Yesterday, the Mississippi Justice Institute (“MJI”), a non-profit constitutional litigation center and the legal arm of the Mississippi Center for Public Policy, and First Liberty Institute, the largest legal organization in the nation dedicated exclusively to defending religious liberty for all Americans, announced a challenge to the city’s ban on drive-in church services. They are defending King James Bible Baptist Church. Last Thursday, members of the church were greeted by virtually every member of the Greenville police department and threatened with fines as they arrived for drive-in church services that evening.
“The Mississippi Justice Institute is proud to have stood with this church and Pastor Hamilton, and that so many other groups, individuals, and elected officials stood with them as well,” said MJI Director Aaron Rice. “We are happy that the City of Greenville has recognized the right of all Mississippians to worship in a way that is safe and consistent with their religious beliefs or practical needs.”
As the coronavirus pandemic spread across the country, the church began hosting drive-in services in a manner consistent with Center for Disease Control and Mississippi Department of Health guidance. Members would stay in their cars with their windows closed. Traditional shouts of “Amen” or “Hallelujah” turned into flashing lights or honking horns.
While many churches have opted for live-stream services, this was the best option for many at the church, as several do not have social media accounts or the ability to connect online.
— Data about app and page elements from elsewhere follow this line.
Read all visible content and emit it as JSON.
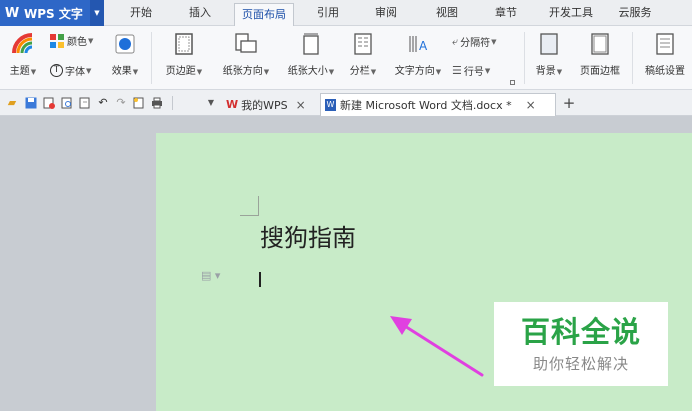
{
  "app": {
    "name": "WPS 文字",
    "logo": "W",
    "dropdown_icon": "triangle-down-icon"
  },
  "menu": {
    "tabs": [
      {
        "label": "开始",
        "active": false
      },
      {
        "label": "插入",
        "active": false
      },
      {
        "label": "页面布局",
        "active": true
      },
      {
        "label": "引用",
        "active": false
      },
      {
        "label": "审阅",
        "active": false
      },
      {
        "label": "视图",
        "active": false
      },
      {
        "label": "章节",
        "active": false
      },
      {
        "label": "开发工具",
        "active": false
      },
      {
        "label": "云服务",
        "active": false
      }
    ]
  },
  "ribbon": {
    "theme": "主题",
    "color": "颜色",
    "font": "字体",
    "effects": "效果",
    "margins": "页边距",
    "orientation": "纸张方向",
    "size": "纸张大小",
    "columns": "分栏",
    "text_direction": "文字方向",
    "separator": "分隔符",
    "line_number": "行号",
    "background": "背景",
    "page_border": "页面边框",
    "paper_setup": "稿纸设置"
  },
  "doc_tabs": [
    {
      "label": "我的WPS",
      "active": false
    },
    {
      "label": "新建 Microsoft Word 文档.docx *",
      "active": true
    }
  ],
  "document": {
    "heading": "搜狗指南"
  },
  "watermark": {
    "title": "百科全说",
    "subtitle": "助你轻松解决"
  },
  "colors": {
    "app_blue": "#2e67c7",
    "page_green": "#c8ebc8",
    "arrow": "#e040e0",
    "watermark_green": "#2aa347",
    "workspace_gray": "#c8ccd2"
  }
}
“We have to care about our constitutional rights,” said Rice. “Even during challenging times.”
The lawsuit was filed in U.S. District Court for the Northern District of Mississippi.